With practically the entirety of recorded music’s history available at the touch of a trackpad, it’s hard to find a lot of common ground among the masses. Back in the sepiatone days when I was in high school, there was certainly a cultural splintering effect afoot – some grooved to Hammer-time, others nodded angrily and forcefully to Nirvana, while still others begged C+C Music Factory to make them sweat upon a hormone-clogged dance floor – but there remained some sacred touchstones.

For whatever reason – and I pray a sociological study will one day uncover the mystery behind this collective madness – the girls in my high school were united under the secret thrill of ABBA. The boys, however discreetly some of them held back their own cravings for retro Swedish vocal-pop, united under an unwavering commitment to one of the greatest rock bands in ear-thumping history: Led Zeppelin.

Most of us had bands we liked more. For me, there was always the Beatles, while my other friends leaned toward Pink Floyd, Roxette or Extreme (yes, Josh, I’m talking about you). But we all sang along when Robert Plant belted out the first “Hey hey, mama” of their conspicuously untitled fourth album. Today Zep nets a kilograph, if for no other reason than as a thank you for the respite they provided after five straight listens of “More Than Words.”

JeffBeck-1

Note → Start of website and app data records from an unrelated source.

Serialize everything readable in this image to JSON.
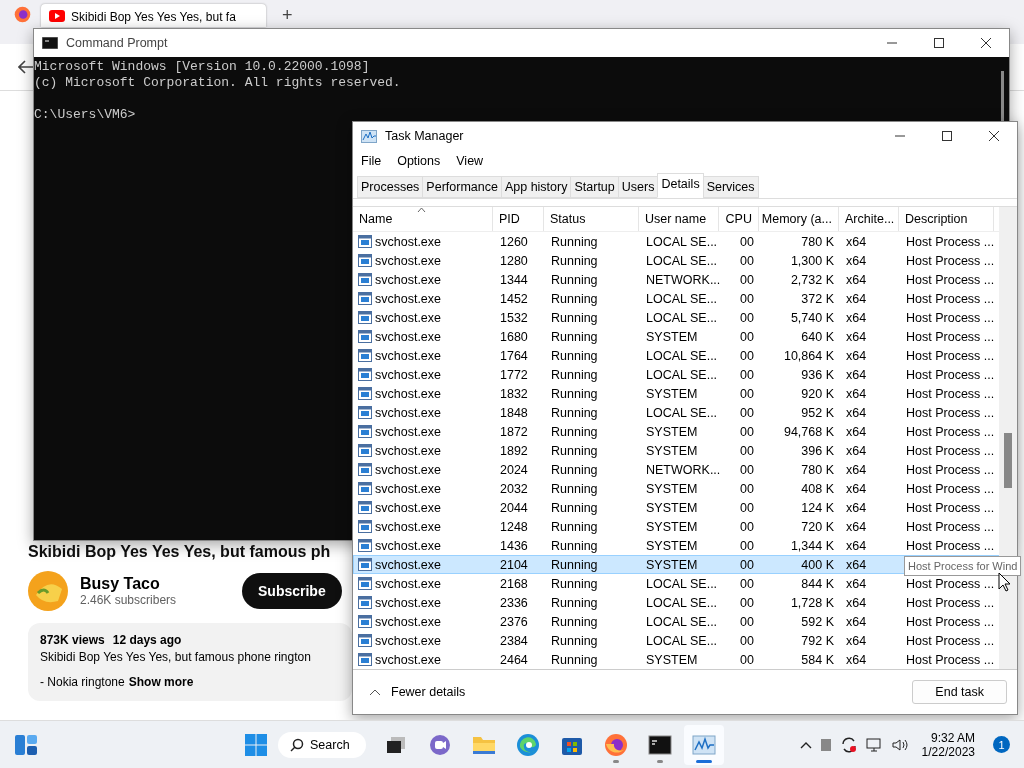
{
  "browser": {
    "tab_title": "Skibidi Bop Yes Yes Yes, but fa",
    "new_tab": "+",
    "video": {
      "title": "Skibidi Bop Yes Yes Yes, but famous ph",
      "channel": "Busy Taco",
      "subscribers": "2.46K subscribers",
      "subscribe": "Subscribe",
      "views": "873K views",
      "age": "12 days ago",
      "description": "Skibidi Bop Yes Yes Yes, but famous phone rington",
      "description_more": "- Nokia ringtone",
      "show_more": "Show more"
    }
  },
  "command_prompt": {
    "title": "Command Prompt",
    "banner": [
      "Microsoft Windows [Version 10.0.22000.1098]",
      "(c) Microsoft Corporation. All rights reserved."
    ],
    "prompt": "C:\\Users\\VM6>"
  },
  "task_manager": {
    "title": "Task Manager",
    "menu": [
      "File",
      "Options",
      "View"
    ],
    "tabs": [
      {
        "label": "Processes",
        "selected": false
      },
      {
        "label": "Performance",
        "selected": false
      },
      {
        "label": "App history",
        "selected": false
      },
      {
        "label": "Startup",
        "selected": false
      },
      {
        "label": "Users",
        "selected": false
      },
      {
        "label": "Details",
        "selected": true
      },
      {
        "label": "Services",
        "selected": false
      }
    ],
    "columns": [
      "Name",
      "PID",
      "Status",
      "User name",
      "CPU",
      "Memory (a...",
      "Archite...",
      "Description"
    ],
    "rows": [
      {
        "name": "svchost.exe",
        "pid": "1260",
        "status": "Running",
        "user": "LOCAL SE...",
        "cpu": "00",
        "memory": "780 K",
        "arch": "x64",
        "description": "Host Process ...",
        "selected": false
      },
      {
        "name": "svchost.exe",
        "pid": "1280",
        "status": "Running",
        "user": "LOCAL SE...",
        "cpu": "00",
        "memory": "1,300 K",
        "arch": "x64",
        "description": "Host Process ...",
        "selected": false
      },
      {
        "name": "svchost.exe",
        "pid": "1344",
        "status": "Running",
        "user": "NETWORK...",
        "cpu": "00",
        "memory": "2,732 K",
        "arch": "x64",
        "description": "Host Process ...",
        "selected": false
      },
      {
        "name": "svchost.exe",
        "pid": "1452",
        "status": "Running",
        "user": "LOCAL SE...",
        "cpu": "00",
        "memory": "372 K",
        "arch": "x64",
        "description": "Host Process ...",
        "selected": false
      },
      {
        "name": "svchost.exe",
        "pid": "1532",
        "status": "Running",
        "user": "LOCAL SE...",
        "cpu": "00",
        "memory": "5,740 K",
        "arch": "x64",
        "description": "Host Process ...",
        "selected": false
      },
      {
        "name": "svchost.exe",
        "pid": "1680",
        "status": "Running",
        "user": "SYSTEM",
        "cpu": "00",
        "memory": "640 K",
        "arch": "x64",
        "description": "Host Process ...",
        "selected": false
      },
      {
        "name": "svchost.exe",
        "pid": "1764",
        "status": "Running",
        "user": "LOCAL SE...",
        "cpu": "00",
        "memory": "10,864 K",
        "arch": "x64",
        "description": "Host Process ...",
        "selected": false
      },
      {
        "name": "svchost.exe",
        "pid": "1772",
        "status": "Running",
        "user": "LOCAL SE...",
        "cpu": "00",
        "memory": "936 K",
        "arch": "x64",
        "description": "Host Process ...",
        "selected": false
      },
      {
        "name": "svchost.exe",
        "pid": "1832",
        "status": "Running",
        "user": "SYSTEM",
        "cpu": "00",
        "memory": "920 K",
        "arch": "x64",
        "description": "Host Process ...",
        "selected": false
      },
      {
        "name": "svchost.exe",
        "pid": "1848",
        "status": "Running",
        "user": "LOCAL SE...",
        "cpu": "00",
        "memory": "952 K",
        "arch": "x64",
        "description": "Host Process ...",
        "selected": false
      },
      {
        "name": "svchost.exe",
        "pid": "1872",
        "status": "Running",
        "user": "SYSTEM",
        "cpu": "00",
        "memory": "94,768 K",
        "arch": "x64",
        "description": "Host Process ...",
        "selected": false
      },
      {
        "name": "svchost.exe",
        "pid": "1892",
        "status": "Running",
        "user": "SYSTEM",
        "cpu": "00",
        "memory": "396 K",
        "arch": "x64",
        "description": "Host Process ...",
        "selected": false
      },
      {
        "name": "svchost.exe",
        "pid": "2024",
        "status": "Running",
        "user": "NETWORK...",
        "cpu": "00",
        "memory": "780 K",
        "arch": "x64",
        "description": "Host Process ...",
        "selected": false
      },
      {
        "name": "svchost.exe",
        "pid": "2032",
        "status": "Running",
        "user": "SYSTEM",
        "cpu": "00",
        "memory": "408 K",
        "arch": "x64",
        "description": "Host Process ...",
        "selected": false
      },
      {
        "name": "svchost.exe",
        "pid": "2044",
        "status": "Running",
        "user": "SYSTEM",
        "cpu": "00",
        "memory": "124 K",
        "arch": "x64",
        "description": "Host Process ...",
        "selected": false
      },
      {
        "name": "svchost.exe",
        "pid": "1248",
        "status": "Running",
        "user": "SYSTEM",
        "cpu": "00",
        "memory": "720 K",
        "arch": "x64",
        "description": "Host Process ...",
        "selected": false
      },
      {
        "name": "svchost.exe",
        "pid": "1436",
        "status": "Running",
        "user": "SYSTEM",
        "cpu": "00",
        "memory": "1,344 K",
        "arch": "x64",
        "description": "Host Process ...",
        "selected": false
      },
      {
        "name": "svchost.exe",
        "pid": "2104",
        "status": "Running",
        "user": "SYSTEM",
        "cpu": "00",
        "memory": "400 K",
        "arch": "x64",
        "selected": true
      },
      {
        "name": "svchost.exe",
        "pid": "2168",
        "status": "Running",
        "user": "LOCAL SE...",
        "cpu": "00",
        "memory": "844 K",
        "arch": "x64",
        "description": "Host Process ...",
        "selected": false
      },
      {
        "name": "svchost.exe",
        "pid": "2336",
        "status": "Running",
        "user": "LOCAL SE...",
        "cpu": "00",
        "memory": "1,728 K",
        "arch": "x64",
        "description": "Host Process ...",
        "selected": false
      },
      {
        "name": "svchost.exe",
        "pid": "2376",
        "status": "Running",
        "user": "LOCAL SE...",
        "cpu": "00",
        "memory": "592 K",
        "arch": "x64",
        "description": "Host Process ...",
        "selected": false
      },
      {
        "name": "svchost.exe",
        "pid": "2384",
        "status": "Running",
        "user": "LOCAL SE...",
        "cpu": "00",
        "memory": "792 K",
        "arch": "x64",
        "description": "Host Process ...",
        "selected": false
      },
      {
        "name": "svchost.exe",
        "pid": "2464",
        "status": "Running",
        "user": "SYSTEM",
        "cpu": "00",
        "memory": "584 K",
        "arch": "x64",
        "description": "Host Process ...",
        "selected": false
      }
    ],
    "tooltip": "Host Process for Wind",
    "fewer_details": "Fewer details",
    "end_task": "End task"
  },
  "taskbar": {
    "search": "Search",
    "apps": [
      {
        "kind": "taskview",
        "running": false,
        "active": false
      },
      {
        "kind": "chat",
        "running": false,
        "active": false
      },
      {
        "kind": "explorer",
        "running": false,
        "active": false
      },
      {
        "kind": "edge",
        "running": false,
        "active": false
      },
      {
        "kind": "store",
        "running": false,
        "active": false
      },
      {
        "kind": "firefox",
        "running": true,
        "active": false
      },
      {
        "kind": "terminal",
        "running": true,
        "active": false
      },
      {
        "kind": "monitor",
        "running": true,
        "active": true
      }
    ],
    "time": "9:32 AM",
    "date": "1/22/2023",
    "notifications": "1"
  }
}
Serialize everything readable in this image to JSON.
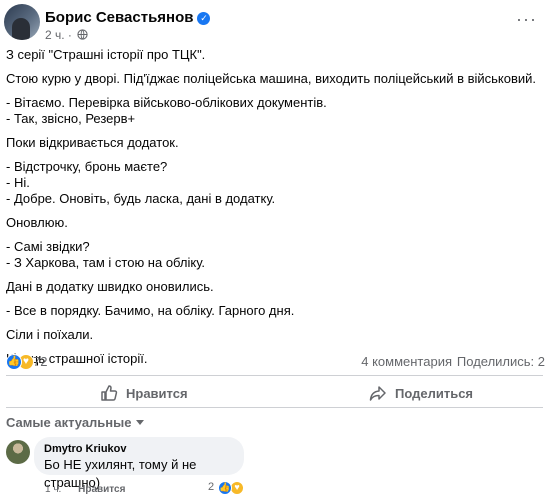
{
  "post": {
    "author": "Борис Севастьянов",
    "time": "2 ч.",
    "verified_icon": "verified-check-icon",
    "paragraphs": [
      "З серії \"Страшні історії про ТЦК\".",
      "Стою курю у дворі. Під'їджає поліцейська машина, виходить поліцейський в військовий.",
      "- Вітаємо. Перевірка військово-облікових документів.\n- Так, звісно, Резерв+",
      "Поки відкривається додаток.",
      "- Відстрочку, бронь маєте?\n- Ні.\n- Добре. Оновіть, будь ласка, дані в додатку.",
      "Оновлюю.",
      "- Самі звідки?\n- З Харкова, там і стою на обліку.",
      "Дані в додатку швидко оновились.",
      "- Все в порядку. Бачимо, на обліку. Гарного дня.",
      "Сіли і поїхали.",
      "Кінець страшної історії."
    ]
  },
  "stats": {
    "reactions_count": "72",
    "comments": "4 комментария",
    "shares": "Поделились: 2"
  },
  "actions": {
    "like": "Нравится",
    "share": "Поделиться"
  },
  "comments_section": {
    "filter": "Самые актуальные",
    "comments": [
      {
        "author": "Dmytro Kriukov",
        "text": "Бо НЕ ухилянт, тому й не страшно)",
        "time": "1 ч.",
        "like_label": "Нравится",
        "reactions_count": "2"
      }
    ]
  },
  "colors": {
    "accent": "#1877f2",
    "secondary_text": "#65676b",
    "bubble": "#f0f2f5"
  }
}
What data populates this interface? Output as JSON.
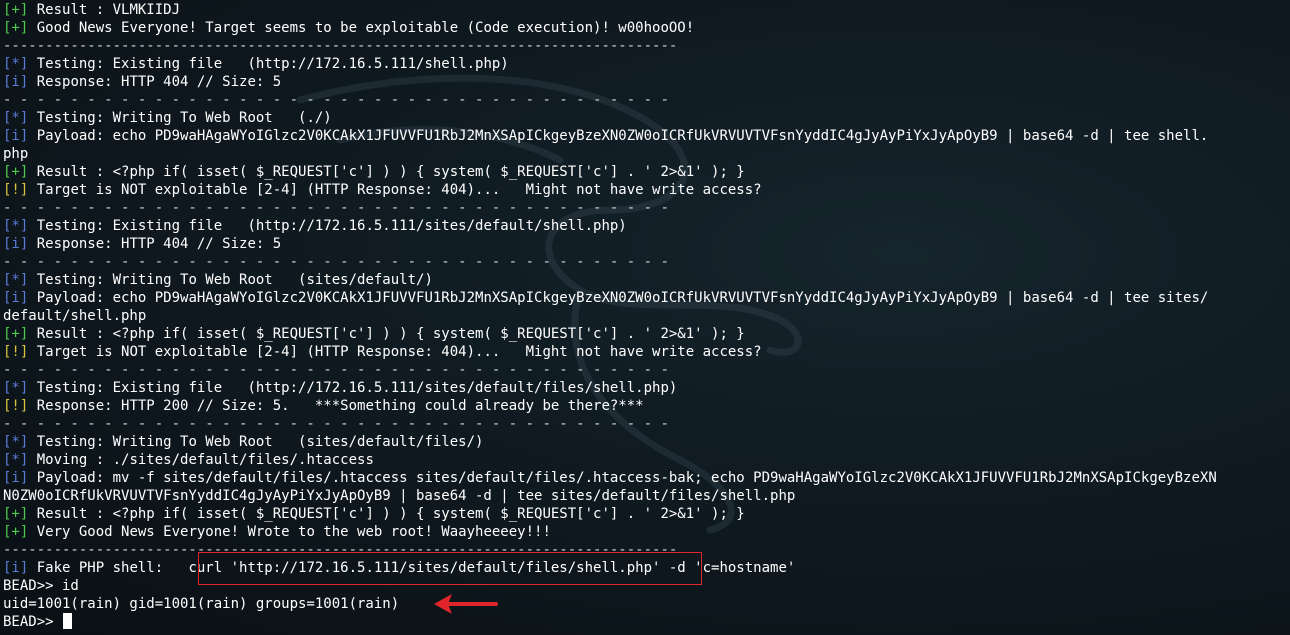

The group’s origin story funnels straight back to this guy, one of the most awe-inspiring yet least well-known (among today’s younger rock-lovers) guitar gods of the 1960’s. Jeff Beck had joined up with the Yardbirds after Eric Clapton had left the group in frustration. Now Jeff was feeling the pull of sweet freedom, and his frustration led him to record his own thing, away from the rest of the group. He invited his buddy (and future Yardbirdian) Jimmy Page to play guitar. Read more…